It’s my wife Trudy’s birthday. We celebrated with dinner and a concert last night and will continue celebrating this weekend. And then, two weeks from now, we’ll celebrate our engagement anniversary—the day we chose to do something completely unnatural, to be exclusively committed to each other for as long as we lived.
It’s natural for humans to seek out multiple partners. Enlightened experts like to point this out, along with the fact that the next two most intelligent species, great apes and dolphins, are wildly promiscuous—so it’s clearly natural for us to be so as well.
And in truth, as a young man I was very promiscuous; when my hormones rang, I answered the call. And yet, at the same time, I was anxiously seeking out the “reason” for my existence.
That’s not natural either.
Humans are the only species on earth that feel called to be something beyond the natural. There’s a half-tuned receiver inside us that demands to be fully tuned in; and when we do, it calls us to go beyond the natural to the supernatural, not in the sense of ghostly or occult, but in the sense of surpassing our natural animal behavior (the Latin word “super” literally means to go beyond or above).
The most obvious way in which we exercise our supernaturalness, is monogamy. True, we’re not the only monogamous animals—wolves, swans, and many others, even cockroaches and flatworms, are naturally monogamous. But we are (if and when we choose to be) the only supernaturally monogamous creatures.
And it doesn’t end there. Humans are (if and when they choose to be) the only supernaturally peaceful creatures (sadly, Vladimir Putin is behaving all too naturally right now). Humans are also the only supernaturally forgiving creatures. And ultimately, they are the only supernaturally gracious creatures, grace, in its original sense, meaning undeserved favor or love — if and when they choose to be.

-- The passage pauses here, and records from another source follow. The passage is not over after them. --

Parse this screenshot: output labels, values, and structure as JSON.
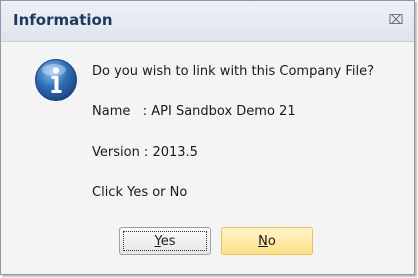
{
  "window": {
    "title": "Information",
    "close_glyph": "⌧"
  },
  "icon": "info-icon",
  "message": {
    "question": "Do you wish to link with this Company File?",
    "name_line": "Name   : API Sandbox Demo 21",
    "version_line": "Version : 2013.5",
    "instruction": "Click Yes or No"
  },
  "buttons": {
    "yes_mnemonic": "Y",
    "yes_rest": "es",
    "no_mnemonic": "N",
    "no_rest": "o"
  },
  "colors": {
    "title_text": "#1e395b",
    "icon_blue": "#2f6db5",
    "no_button_fill": "#ffe08a"
  }
}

And so, exclusively loving my wife is just one of the many supernatural behaviors I’m committed to. And Trudy has the same weird preoccupation. No, it doesn’t come naturally to us, and yet we persist. Odd, aren’t we?
And yet we wouldn’t have it any other way.